Valentine Cake, baked yesterday afternoon and served fresh for tea.

Commercialisation! Excess consumerism! We do not engage with common celebration because we do not wish to join in with the commercial jamboree which is sapping the goodness from our Earth and poisoning our planet – as well as tempting many to spend more than they have got. This is what I hear from many sensible, sensitive and responsible members of society.

But why should we metaphorically throw the baby out with the bath water? Why deny ourselves and others around us the pleasure of celebrating a lovely occasion, just because we don’t want to buy what is on offer in the shops? Surely this demonstrates that we have all become truly brainwashed by the commercial world into thinking that we can only celebrate something if we buy the requisite formula from commercial outlets?

Primarily, celebration is a state of mind and a general outlook. A public holiday or event or personal occasion approaches and we feel that we would like to take part in it. This then gives rise to ideas of how we might do this, which frequently involve the participation of others. We are contemplating a special time when we are able to tune out from the ‘ordinary’ day and spend a bit of quality time with loved ones, (or are blessed with the peace and space of our own company), enjoying an activity or activities which are just a little different or special.

Speaking as the mother of a family, our celebrations first and foremost involve bringing family and often dear friends together. Before any event, we discuss and agree on what form we wish our celebration to take, and also who would like to volunteer to do what towards it, or what they might provide or donate towards it. We meet and greet each other with the common aim of spending valuable quality time together and enjoying ourselves.

What we do once we are together follows a very simple and often similar formula. We spend quality time together. We talk and share. In the darker months we switch off all the electricity and light candles and/or encircle the hearth and sit in firelight – or outside around the flames of a bonfire. We bake or cook a special cake, dish or meal. We brew a pot of tea or coffee or set out (home made) wine and a cheese board. We play games, spend time in the garden or out in the woods… we watch a performance of ballet of opera on T.V. We exchange gifts – most usually individually home produced with much love and care. Activities and refreshments of food and drink often reflect the changing seasons.

It might not be to everyone’s taste, but it is authentic to us and largely free, for it is what we bring to the gathering within ourselves which makes each occasion so valued and special. It is not just the jokes, the communal song, the music, the conversation we share which warms us, nourishes and supports us and makes our hearts sing. It is the fact that we are happy to co-operate and create these occasions, together, and the love for one another which this demonstrates.

Where in any of this have I mentioned buying anything, or even leaving the home environment, unless it is to go out into the garden or natural world?

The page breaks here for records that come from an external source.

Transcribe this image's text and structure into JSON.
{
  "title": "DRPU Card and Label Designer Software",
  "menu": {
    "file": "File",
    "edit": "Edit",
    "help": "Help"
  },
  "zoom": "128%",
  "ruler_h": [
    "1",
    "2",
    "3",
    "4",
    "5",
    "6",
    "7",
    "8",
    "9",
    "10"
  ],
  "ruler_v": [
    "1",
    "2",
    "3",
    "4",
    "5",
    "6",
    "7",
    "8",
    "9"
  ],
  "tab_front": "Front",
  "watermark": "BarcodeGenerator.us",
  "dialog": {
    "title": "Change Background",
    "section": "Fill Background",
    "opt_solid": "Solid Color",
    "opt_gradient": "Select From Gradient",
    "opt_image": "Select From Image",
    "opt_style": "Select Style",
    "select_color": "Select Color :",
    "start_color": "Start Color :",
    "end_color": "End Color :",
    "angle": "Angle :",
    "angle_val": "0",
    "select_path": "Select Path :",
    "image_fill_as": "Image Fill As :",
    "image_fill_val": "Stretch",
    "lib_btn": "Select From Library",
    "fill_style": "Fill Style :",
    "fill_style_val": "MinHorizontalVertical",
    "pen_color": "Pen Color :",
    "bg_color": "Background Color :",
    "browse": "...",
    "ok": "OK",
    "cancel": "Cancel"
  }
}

I am sure that you all have your personal favourite ways of enjoying yourself and celebrating. But it does not have to involve running with the herd and doing what everyone else does. It does not have to involve great expenditure. Customers tend to buy items to make a celebration. They go through the motions of setting the scene by simply flashing their bank cards. But the amount of real involvement and input, effort and care is negligible – and so celebrations are frequently found to be devoid of any true meaning and so hollow and disappointing.  Then people feel disappointed and let down. Rows often ensue. We need to be reminded that we only get out what we put in.

So, what might you decide to next celebrate? What ‘ordinary day’ might you choose to use to alleviate the grey drabness of this end of winter? There are always personal highs to focus on… even just the fact that it is a stormy day and you want to be cosy indoors – enter candles, cakes and hot buttered crumpets… perhaps reading aloud, singing or listening to lovely music… or getting up on your feet and dancing around your living room?

Looking in the calendar of springtime events in the back of my book, ‘Spring In Your Step’, I see that on the 21st February it is International Mother Language Day.  That could be celebrated in all sorts of ways by reading poetry or prose aloud, writing something, singing, signing up to learn to speak your original ‘mother tongue’ or getting in touch with others who speak the same language. Spend a few minutes thinking about how lucky we all are to be able to communicate, how lucky we are that most of us can speak, articulate, and hear similar responses.

Or simply take a little time to celebrate your good health… peace… the fact that you are alive and have this day. But it doesn’t have to cost you a thing – except thought and effort, perhaps.

Go on, be daring! Celebrate just being alive!